Intellectual Property > IP Newsflash > Failure to Provide Patent Examiner with Copy of PTAB Decision Not Grounds for Inequitable Conduct
18 Aug '17

In a report and recommendation issued Tuesday, August 15, 2017, a magistrate judge in the Eastern District of Texas stated that failure to provide a patent examiner with a copy of a relevant post-grant review (PGR) institution decision does not make a patent unenforceable for inequitable conduct.

Tinnus Enterprises, LLC and Zuru Ltd. filed a patent infringement suit against Telebrands Corp. and, LLC. The patents at issue are U.S. Patent Nos. 9,242,749 (the “’749 patent”) and 9,315,282 (the “’282 patent”), which generally involve a system and method for simultaneously filling multiple water balloons. Defendants alleged that the ’749 and ’282 patents were unenforceable for inequitable conduct because, during prosecution, Tinnus failed to provide the examiner with a copy of a PTAB decision to institute post-grant review of U.S. Patent No. 9,051,066. Defendants also alleged that the patents-in-suit improperly claimed priority to the ’066 patent with the intent to deceive the USPTO. Plaintiffs then filed a motion for summary judgment of no inequitable conduct and no unclean hands.

In his report and recommendation, Magistrate Judge John D. Love stated that defendants’ motion is based on the assumption that there is some requirement for a patent applicant to disclose relevant PTAB decisions to the patent examiner, but defendants do not cite any authority for this position. Judge Love also noted that Tinnus’ prosecution counsel did disclose the ’066 patent PGR institution decision to the patent examiner during an interview.

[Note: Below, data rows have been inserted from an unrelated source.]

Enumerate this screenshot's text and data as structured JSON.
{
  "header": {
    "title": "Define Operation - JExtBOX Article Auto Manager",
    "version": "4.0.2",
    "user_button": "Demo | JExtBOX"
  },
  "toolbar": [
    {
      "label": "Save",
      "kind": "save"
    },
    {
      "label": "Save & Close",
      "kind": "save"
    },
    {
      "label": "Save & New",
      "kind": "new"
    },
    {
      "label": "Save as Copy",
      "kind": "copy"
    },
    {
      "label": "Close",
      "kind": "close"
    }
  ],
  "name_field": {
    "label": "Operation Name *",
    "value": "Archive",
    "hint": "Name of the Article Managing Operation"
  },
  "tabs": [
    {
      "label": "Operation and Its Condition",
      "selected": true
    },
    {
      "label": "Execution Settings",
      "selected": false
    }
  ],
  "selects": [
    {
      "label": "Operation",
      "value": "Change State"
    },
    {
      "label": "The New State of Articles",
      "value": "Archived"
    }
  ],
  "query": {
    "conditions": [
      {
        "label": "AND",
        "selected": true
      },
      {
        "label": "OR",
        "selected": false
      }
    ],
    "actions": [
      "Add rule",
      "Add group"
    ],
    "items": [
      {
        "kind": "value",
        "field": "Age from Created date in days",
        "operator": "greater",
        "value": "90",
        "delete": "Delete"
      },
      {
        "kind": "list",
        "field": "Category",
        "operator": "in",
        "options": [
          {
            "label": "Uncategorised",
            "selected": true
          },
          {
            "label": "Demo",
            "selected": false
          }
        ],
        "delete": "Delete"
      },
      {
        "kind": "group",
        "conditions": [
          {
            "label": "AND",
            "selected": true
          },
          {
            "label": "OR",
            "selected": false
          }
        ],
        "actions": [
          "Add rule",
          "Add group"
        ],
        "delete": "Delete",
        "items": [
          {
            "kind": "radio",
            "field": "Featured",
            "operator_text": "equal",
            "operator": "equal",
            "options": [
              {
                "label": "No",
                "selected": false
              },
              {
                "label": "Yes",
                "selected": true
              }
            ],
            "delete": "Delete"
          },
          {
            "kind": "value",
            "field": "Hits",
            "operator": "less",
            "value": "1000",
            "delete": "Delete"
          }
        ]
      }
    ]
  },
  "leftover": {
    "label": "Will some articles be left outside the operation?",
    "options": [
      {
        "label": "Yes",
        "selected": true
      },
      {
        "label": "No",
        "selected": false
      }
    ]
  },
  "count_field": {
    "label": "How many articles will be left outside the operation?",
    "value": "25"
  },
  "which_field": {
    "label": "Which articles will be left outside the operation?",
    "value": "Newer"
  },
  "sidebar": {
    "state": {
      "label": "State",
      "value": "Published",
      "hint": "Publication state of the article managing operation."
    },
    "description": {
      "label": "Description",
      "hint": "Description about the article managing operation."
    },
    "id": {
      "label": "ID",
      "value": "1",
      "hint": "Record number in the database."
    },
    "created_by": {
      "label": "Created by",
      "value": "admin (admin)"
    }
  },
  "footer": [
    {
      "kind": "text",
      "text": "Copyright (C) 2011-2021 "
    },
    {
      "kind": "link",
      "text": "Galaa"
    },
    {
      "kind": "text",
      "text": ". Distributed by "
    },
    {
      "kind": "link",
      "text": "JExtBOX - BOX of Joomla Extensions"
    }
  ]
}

Furthermore, Judge Love stated that defendants’ position assumes that the patent examiner is incapable of finding relevant PTAB decisions.

Judge Love went on to write that defendants provided no explanation to support the allegation that Tinnus intended to deceive the USPTO. Judge Love stated that the more likely inference is that Tinnus’ prosecution counsel believed that he had satisfied any duty of candor by disclosing the ’066 patent PGR institution decision during the interview with the examiner. Defendants also did not cite to any statement or testimony from Tinnus, the inventor, or Tinnus’ patent counsel that related to mental state or any intentional actions. Because defendants could not show a specific intent to deceive, Judge Love recommended that plaintiffs’ motion for summary judgment be granted.

Tinnus Enterprises LLC v. Telebrands Corp., No. 6:16-cv-00033 (E.D. Tex. August 15, 2017, Report and Recommendation of United States Magistrate Judge) (Love, J.D.)